I find this utterly unpersuasive. Does Leitenberg really believe that we should only prepare for attacks that al Qaeda could carry out with exactly the personnel they had in 2001? Since the only real proof of al Qaeda's capability is likely to be an attack, that's not a recipe for being prepared. That's also not a lesson you'd expect government to learn from 9/11, which featured tactics and capabilities al Qaeda hadn't used before. And finally, that's not the usual basis for exercises, which ought to stretch the participants to respond to a range of possible disasters.
Leitenberg's criticisms of the exercise scenarios are such a stretch that they suggest he has a pretty big policy axe to grind. And Wired's credulous citation of his personal views as an “Army War College report” suggests that Wired is holding the grindstone.

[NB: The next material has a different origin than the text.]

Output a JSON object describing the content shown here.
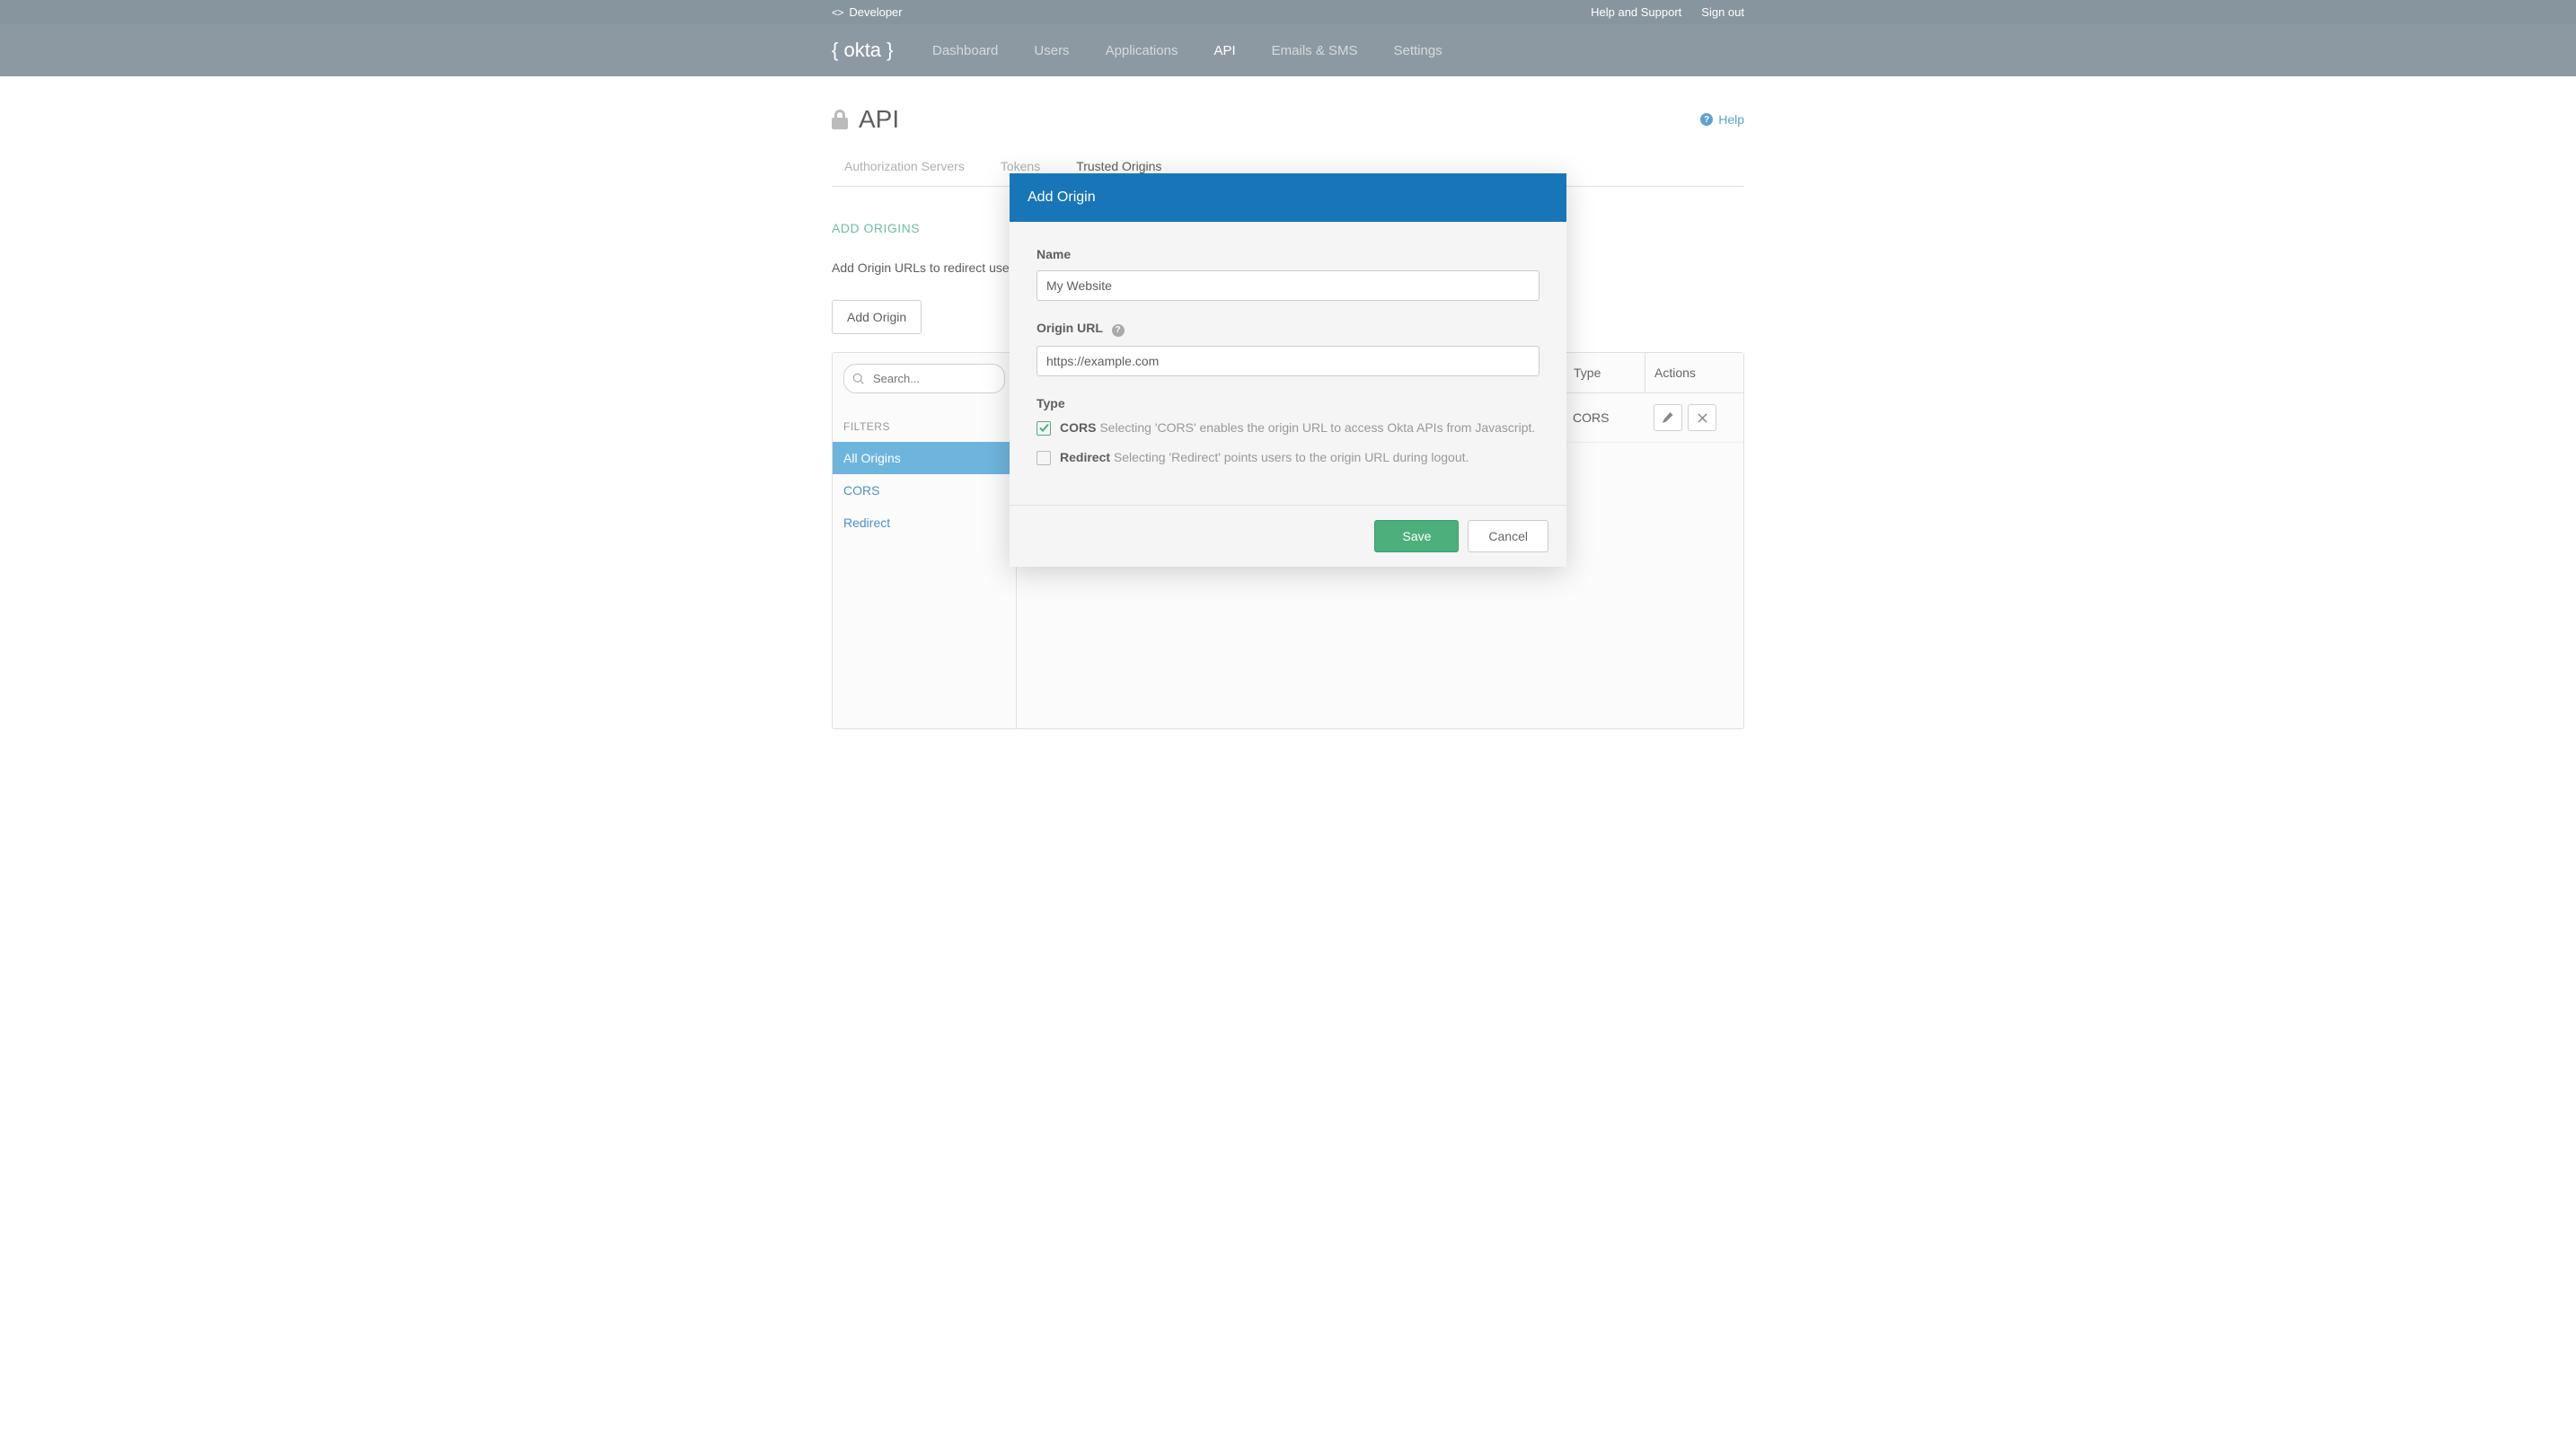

That's not the only time Wired slants its coverage. Wired gives loving attention to this quote from Rutgers researcher Richard Ebright:
“O’Toole is as out of touch with reality, and as paranoiac, as former Vice President Cheney. It would be hard to think of a person less well suited for the position. ... She was the single most extreme person, either in or out of government, advocating for a massive biodefense expansion and relaxation of provisions for safety and security. She makes Dr. Strangelove look sane.”
OK, we're all aware of the Hitler rule -- the first debater to compare his opponent to Hitler has already admitted he's losing on the merits. I think we can update it a bit; in academic debate, it should be prima facie evidence that you've lost your sense of balance if you invoke both Richard Cheney and Dr. Strangelove in talking about a colleague.
Does Wired ask whether Ebright might also have his own axe to grind, something that would account for this peculiar passion? Nope.
But you don't have to dig far into Google before you discover that Dr. Ebright is a biological researcher who has received NIH funding – and who has argued passionately that research projects like O'Toole's have improperly shifted NIH funding away from traditional biological projects and toward the kind of research Ebright doesn't do.
Here's an excerpt from an undated Ebright slide show criticizing NIH for foolishly funding bioterror research in heavily secured labs. It's a heartfelt point of view; Ebright even puts it in red font so no one will miss it:
“[S]ub-par research has been funded. As a further result, an incentive structure has been created that has diverted scientists out of highly promising, biodefense-relevant, model-microorganisms and non-bioweapons-agents-pathogens research (where funding is tight and competitive) into less promising bioweapons-agents research (where funding is loose and easy).”
Now I'm not competent to judge whether Ebright himself has asked for funding to do “highly promising, biodefense-relevant, model-microorganisms and non-bioweapons-agents-pathogens research (where funding is tight and competitive).” But I think any reader of the Wired article would want to know just how personally Ebright thinks he's been affected by O'Toole's success in attracting funds.
At a minimum, even without a personal interest on Ebright's part, it seems clear that Wired has wandered into a medical researchers' food fight of epic proportions, with billions in funding at stake. Ebright is probably right to worry that O'Toole's appointment makes it less likely we'll see a return to the good old days of lavish funding for the “highly promising, biodefense-relevant, model-microorganisms and non-bioweapons-agents-pathogens research” that Ebright likes.
But descending to personal smears to shift NIH funding priorities is unworthy of him and of Wired.